*** Block opens ***
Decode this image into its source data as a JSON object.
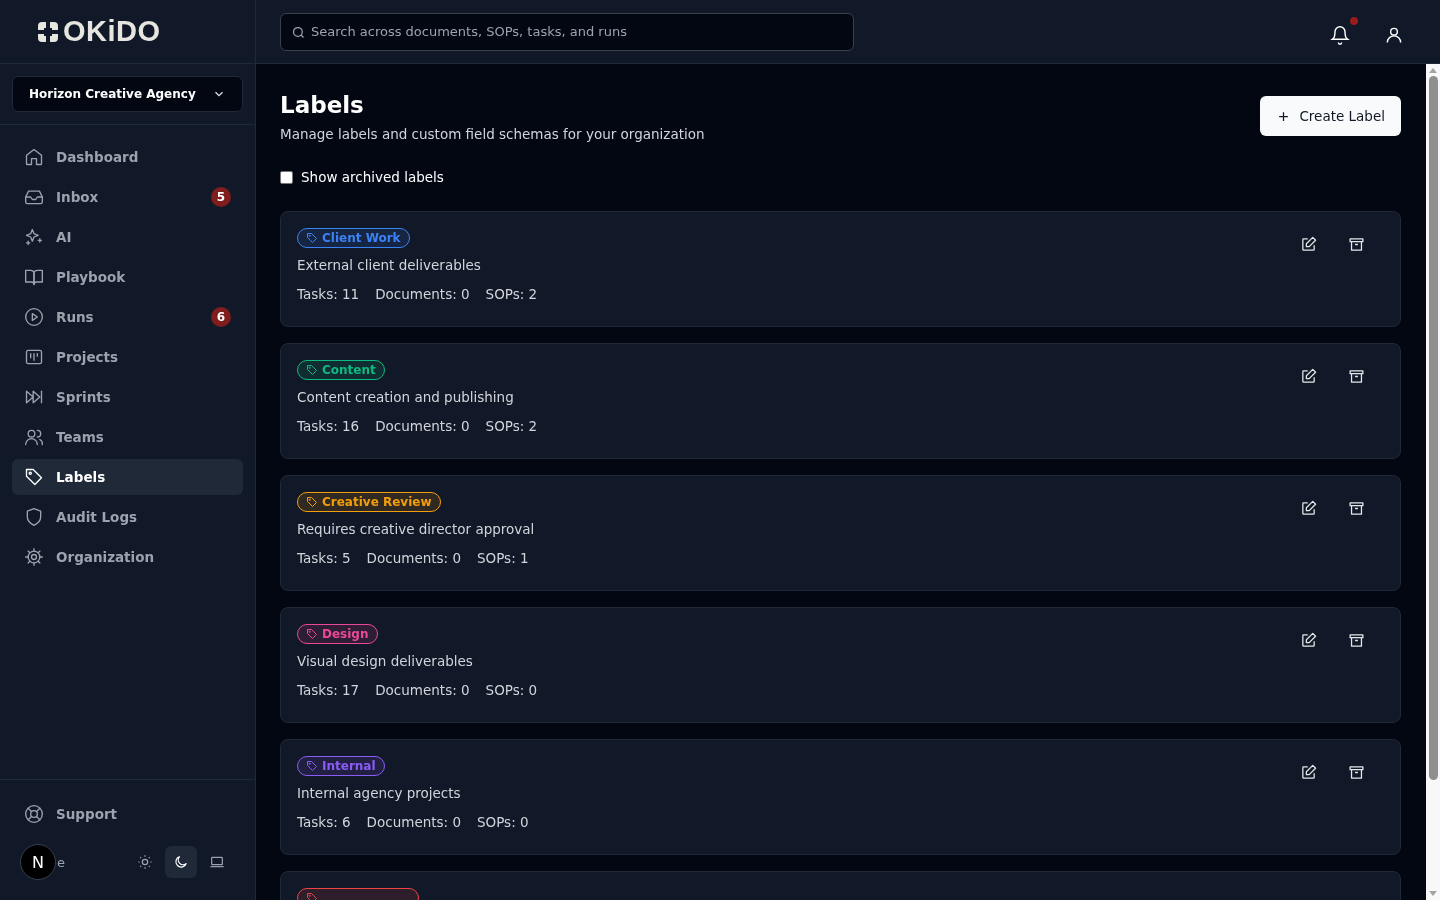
{
  "brand": {
    "name": "OKiDO"
  },
  "org_switcher": {
    "value": "Horizon Creative Agency"
  },
  "sidebar": {
    "items": [
      {
        "label": "Dashboard",
        "selected": false
      },
      {
        "label": "Inbox",
        "selected": false,
        "badge": "5"
      },
      {
        "label": "AI",
        "selected": false
      },
      {
        "label": "Playbook",
        "selected": false
      },
      {
        "label": "Runs",
        "selected": false,
        "badge": "6"
      },
      {
        "label": "Projects",
        "selected": false
      },
      {
        "label": "Sprints",
        "selected": false
      },
      {
        "label": "Teams",
        "selected": false
      },
      {
        "label": "Labels",
        "selected": true
      },
      {
        "label": "Audit Logs",
        "selected": false
      },
      {
        "label": "Organization",
        "selected": false
      }
    ],
    "support": "Support",
    "avatar": "N",
    "theme_label": "e",
    "theme_modes": [
      {
        "selected": false
      },
      {
        "selected": true
      },
      {
        "selected": false
      }
    ]
  },
  "search": {
    "placeholder": "Search across documents, SOPs, tasks, and runs"
  },
  "notifications": {
    "unread": true
  },
  "page": {
    "title": "Labels",
    "subtitle": "Manage labels and custom field schemas for your organization",
    "create_button": "Create Label",
    "show_archived": {
      "label": "Show archived labels",
      "checked": false
    }
  },
  "labels": [
    {
      "name": "Client Work",
      "color": "#3b82f6",
      "description": "External client deliverables",
      "stats": [
        "Tasks: 11",
        "Documents: 0",
        "SOPs: 2"
      ]
    },
    {
      "name": "Content",
      "color": "#10b981",
      "description": "Content creation and publishing",
      "stats": [
        "Tasks: 16",
        "Documents: 0",
        "SOPs: 2"
      ]
    },
    {
      "name": "Creative Review",
      "color": "#f59e0b",
      "description": "Requires creative director approval",
      "stats": [
        "Tasks: 5",
        "Documents: 0",
        "SOPs: 1"
      ]
    },
    {
      "name": "Design",
      "color": "#ec4899",
      "description": "Visual design deliverables",
      "stats": [
        "Tasks: 17",
        "Documents: 0",
        "SOPs: 0"
      ]
    },
    {
      "name": "Internal",
      "color": "#8b5cf6",
      "description": "Internal agency projects",
      "stats": [
        "Tasks: 6",
        "Documents: 0",
        "SOPs: 0"
      ]
    },
    {
      "color": "#ef4444"
    }
  ]
}
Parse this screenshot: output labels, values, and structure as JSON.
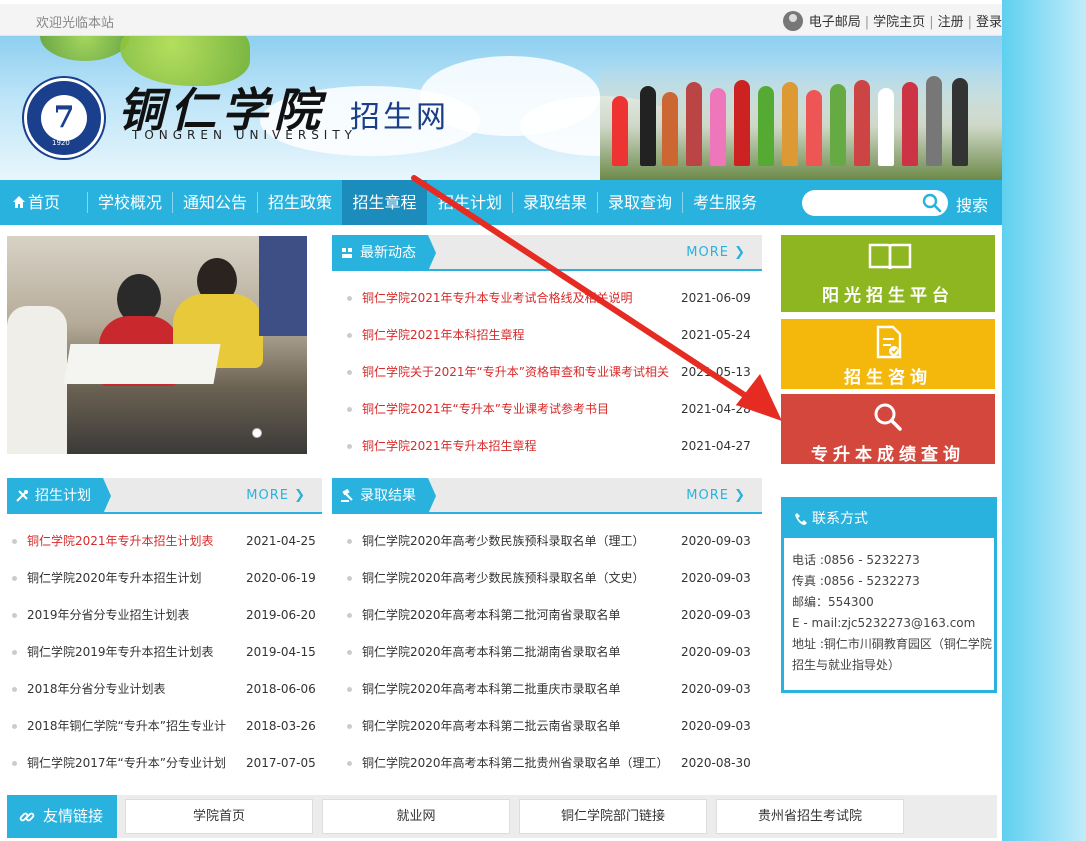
{
  "topbar": {
    "welcome": "欢迎光临本站",
    "links": [
      "电子邮局",
      "学院主页",
      "注册",
      "登录"
    ]
  },
  "banner": {
    "school_cn": "铜仁学院",
    "school_en": "TONGREN UNIVERSITY",
    "site_name": "招生网",
    "logo_year": "1920"
  },
  "nav": {
    "items": [
      "首页",
      "学校概况",
      "通知公告",
      "招生政策",
      "招生章程",
      "招生计划",
      "录取结果",
      "录取查询",
      "考生服务"
    ],
    "active_index": 4,
    "search_label": "搜索"
  },
  "news": {
    "title": "最新动态",
    "more": "MORE",
    "items": [
      {
        "title": "铜仁学院2021年专升本专业考试合格线及相关说明",
        "date": "2021-06-09"
      },
      {
        "title": "铜仁学院2021年本科招生章程",
        "date": "2021-05-24"
      },
      {
        "title": "铜仁学院关于2021年“专升本”资格审查和专业课考试相关",
        "date": "2021-05-13"
      },
      {
        "title": "铜仁学院2021年“专升本”专业课考试参考书目",
        "date": "2021-04-28"
      },
      {
        "title": "铜仁学院2021年专升本招生章程",
        "date": "2021-04-27"
      }
    ]
  },
  "plan": {
    "title": "招生计划",
    "more": "MORE",
    "items": [
      {
        "title": "铜仁学院2021年专升本招生计划表",
        "date": "2021-04-25",
        "red": true
      },
      {
        "title": "铜仁学院2020年专升本招生计划",
        "date": "2020-06-19",
        "red": false
      },
      {
        "title": "2019年分省分专业招生计划表",
        "date": "2019-06-20",
        "red": false
      },
      {
        "title": "铜仁学院2019年专升本招生计划表",
        "date": "2019-04-15",
        "red": false
      },
      {
        "title": "2018年分省分专业计划表",
        "date": "2018-06-06",
        "red": false
      },
      {
        "title": "2018年铜仁学院“专升本”招生专业计",
        "date": "2018-03-26",
        "red": false
      },
      {
        "title": "铜仁学院2017年“专升本”分专业计划",
        "date": "2017-07-05",
        "red": false
      }
    ]
  },
  "results": {
    "title": "录取结果",
    "more": "MORE",
    "items": [
      {
        "title": "铜仁学院2020年高考少数民族预科录取名单（理工）",
        "date": "2020-09-03"
      },
      {
        "title": "铜仁学院2020年高考少数民族预科录取名单（文史）",
        "date": "2020-09-03"
      },
      {
        "title": "铜仁学院2020年高考本科第二批河南省录取名单",
        "date": "2020-09-03"
      },
      {
        "title": "铜仁学院2020年高考本科第二批湖南省录取名单",
        "date": "2020-09-03"
      },
      {
        "title": "铜仁学院2020年高考本科第二批重庆市录取名单",
        "date": "2020-09-03"
      },
      {
        "title": "铜仁学院2020年高考本科第二批云南省录取名单",
        "date": "2020-09-03"
      },
      {
        "title": "铜仁学院2020年高考本科第二批贵州省录取名单（理工）",
        "date": "2020-08-30"
      }
    ]
  },
  "tiles": [
    {
      "label": "阳光招生平台",
      "color": "#8db620",
      "icon": "book-icon"
    },
    {
      "label": "招生咨询",
      "color": "#f4b80d",
      "icon": "document-icon"
    },
    {
      "label": "专升本成绩查询",
      "color": "#d4473c",
      "icon": "search-icon"
    }
  ],
  "contact": {
    "title": "联系方式",
    "lines": [
      "电话 :0856 - 5232273",
      "传真 :0856 - 5232273",
      "邮编：554300",
      "E - mail:zjc5232273@163.com",
      "地址 :铜仁市川硐教育园区（铜仁学院",
      "招生与就业指导处）"
    ]
  },
  "friends": {
    "title": "友情链接",
    "links": [
      "学院首页",
      "就业网",
      "铜仁学院部门链接",
      "贵州省招生考试院"
    ]
  },
  "colors": {
    "accent": "#2ab2de",
    "nav_active": "#1b8cbc",
    "red_text": "#d72a2a",
    "annotation_arrow": "#e52b22"
  }
}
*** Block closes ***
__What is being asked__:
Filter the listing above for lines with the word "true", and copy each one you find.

__Response to this exercise__:
        "selected": true
        "selected": true
    "unread": true
        "red": true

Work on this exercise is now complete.